■ **What you should do**: Tell how many lines in these records contain the string "name", with only the number as the reply.
┏━━
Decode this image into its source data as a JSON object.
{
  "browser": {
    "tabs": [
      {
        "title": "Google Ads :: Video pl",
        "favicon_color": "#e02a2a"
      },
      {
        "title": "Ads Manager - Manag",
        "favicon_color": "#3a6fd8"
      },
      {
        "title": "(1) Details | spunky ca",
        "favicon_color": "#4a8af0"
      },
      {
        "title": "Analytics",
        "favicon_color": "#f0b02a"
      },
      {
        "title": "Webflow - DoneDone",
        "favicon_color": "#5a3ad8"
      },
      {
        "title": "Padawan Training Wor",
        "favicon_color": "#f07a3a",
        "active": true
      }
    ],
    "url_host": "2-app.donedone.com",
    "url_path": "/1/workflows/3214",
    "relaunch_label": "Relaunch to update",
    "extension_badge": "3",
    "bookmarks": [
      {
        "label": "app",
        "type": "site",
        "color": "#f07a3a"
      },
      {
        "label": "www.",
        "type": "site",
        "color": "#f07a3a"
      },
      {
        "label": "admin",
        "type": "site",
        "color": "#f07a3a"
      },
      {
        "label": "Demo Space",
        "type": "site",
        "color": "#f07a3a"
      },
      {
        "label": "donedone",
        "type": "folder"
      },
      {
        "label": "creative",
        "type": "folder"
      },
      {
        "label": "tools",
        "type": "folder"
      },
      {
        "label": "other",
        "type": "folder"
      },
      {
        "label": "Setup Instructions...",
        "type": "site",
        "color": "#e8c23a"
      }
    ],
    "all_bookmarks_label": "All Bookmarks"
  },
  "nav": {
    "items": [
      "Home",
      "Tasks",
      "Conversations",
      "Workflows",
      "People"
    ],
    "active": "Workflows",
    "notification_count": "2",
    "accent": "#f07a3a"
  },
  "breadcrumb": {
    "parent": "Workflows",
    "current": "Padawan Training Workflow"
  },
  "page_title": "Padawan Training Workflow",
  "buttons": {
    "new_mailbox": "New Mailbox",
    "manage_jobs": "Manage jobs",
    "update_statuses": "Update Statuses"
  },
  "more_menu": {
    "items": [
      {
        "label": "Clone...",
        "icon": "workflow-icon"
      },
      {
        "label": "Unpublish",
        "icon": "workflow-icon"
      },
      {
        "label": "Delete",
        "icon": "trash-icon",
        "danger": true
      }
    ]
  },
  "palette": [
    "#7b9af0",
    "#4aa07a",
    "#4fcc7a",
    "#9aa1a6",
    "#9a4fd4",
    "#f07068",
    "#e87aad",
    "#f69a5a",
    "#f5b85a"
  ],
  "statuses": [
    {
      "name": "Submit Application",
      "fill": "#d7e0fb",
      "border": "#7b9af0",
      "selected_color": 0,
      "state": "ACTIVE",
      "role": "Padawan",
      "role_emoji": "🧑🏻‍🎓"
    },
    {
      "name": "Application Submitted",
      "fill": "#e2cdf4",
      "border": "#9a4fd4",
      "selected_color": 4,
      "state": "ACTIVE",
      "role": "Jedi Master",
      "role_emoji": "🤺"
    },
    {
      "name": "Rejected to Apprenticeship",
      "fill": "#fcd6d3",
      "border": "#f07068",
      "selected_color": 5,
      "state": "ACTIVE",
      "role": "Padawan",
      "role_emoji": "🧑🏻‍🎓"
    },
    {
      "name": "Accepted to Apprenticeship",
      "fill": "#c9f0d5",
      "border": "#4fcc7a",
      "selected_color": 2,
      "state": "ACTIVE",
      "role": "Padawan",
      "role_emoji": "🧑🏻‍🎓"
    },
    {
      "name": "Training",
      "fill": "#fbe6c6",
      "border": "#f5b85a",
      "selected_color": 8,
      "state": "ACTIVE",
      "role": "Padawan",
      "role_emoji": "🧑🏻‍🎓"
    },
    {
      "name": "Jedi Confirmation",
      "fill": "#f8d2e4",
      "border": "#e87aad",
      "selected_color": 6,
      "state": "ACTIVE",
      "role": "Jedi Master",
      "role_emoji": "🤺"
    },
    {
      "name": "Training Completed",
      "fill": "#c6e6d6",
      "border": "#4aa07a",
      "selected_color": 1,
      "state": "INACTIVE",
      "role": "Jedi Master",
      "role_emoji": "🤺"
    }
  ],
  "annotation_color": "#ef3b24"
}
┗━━
■ **Expected output**: 7